Economy minister welcomes positive trends in banking sector
Budapest (MTI) – Economy Minister Mihály Varga said he welcomed positive trends in lending in Hungary and noted that last year banks started to post profits after suffering years of losses.
Addressing a meeting of the Banking Association on Friday, Varga said lending growth is mainly due to a rise in mortgages. New household loans rose by 34 percent last year, a statement from the economy ministry said.
Varga said tasks ahead included maintaining the pace of growth in the sector. To meet this aim, the government seeks to accelerate the take up of EU funding, encourage investments and home construction, and stimulate lending activity, the statement said. The banking tax on the sector was halved on Jan. 1 this year in accordance with an agreement with the European Bank for Reconstruction and Development (EBRD), and it will continue to diminish in 2017, it said.
Members of the association welcomed that the government started reducing the bank levy this year, but added that financial institutions remain among those who pay the highest taxes in Hungary.
Mihály Patai, head of the association, said the leaders of the banking sector have faith in the balanced development of the Hungarian economy, and can play an even more active part in its stimulation if granted the proper regulatory and social environment.
The Hungarian banking sector is an integral part of the economy, but with sectoral taxes at several hundred billion forints annually its profitability fails to reach the internationally required minimum level.

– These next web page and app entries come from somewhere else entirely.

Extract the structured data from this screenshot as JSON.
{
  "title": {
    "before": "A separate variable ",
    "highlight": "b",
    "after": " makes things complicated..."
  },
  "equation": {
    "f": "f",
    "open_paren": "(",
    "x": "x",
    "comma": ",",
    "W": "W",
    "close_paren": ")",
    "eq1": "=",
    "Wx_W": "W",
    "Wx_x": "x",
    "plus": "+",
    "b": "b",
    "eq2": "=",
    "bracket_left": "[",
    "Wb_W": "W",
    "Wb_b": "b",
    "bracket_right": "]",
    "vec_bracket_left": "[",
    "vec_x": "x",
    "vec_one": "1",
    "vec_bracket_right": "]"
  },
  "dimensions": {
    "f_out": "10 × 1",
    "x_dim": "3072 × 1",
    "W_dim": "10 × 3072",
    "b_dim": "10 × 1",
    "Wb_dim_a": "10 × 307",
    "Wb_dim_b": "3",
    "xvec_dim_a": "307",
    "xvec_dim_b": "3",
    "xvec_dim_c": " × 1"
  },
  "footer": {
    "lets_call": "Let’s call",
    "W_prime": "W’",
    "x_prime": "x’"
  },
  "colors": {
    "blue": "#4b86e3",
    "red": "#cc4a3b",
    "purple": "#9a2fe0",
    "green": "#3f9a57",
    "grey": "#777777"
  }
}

Relying on the government’s home purchase subsidy system for families with children, the banking sector is ready to finance the building of new homes with the traditional tools of credit institutions.
Looking ahead, the association expects small and medium-sized enterprise portfolio to grow significantly with increasing credit demand, aided by low interest rate levels, reduced credit margins and the new central bank schemes.
According to members, the uniform regulation of the European bank community raises competition, where capitalisation and cost efficiency will determine how the market changes. As a result members are against overregulation and promote the containment of excessive capital requirements and liquidity standards.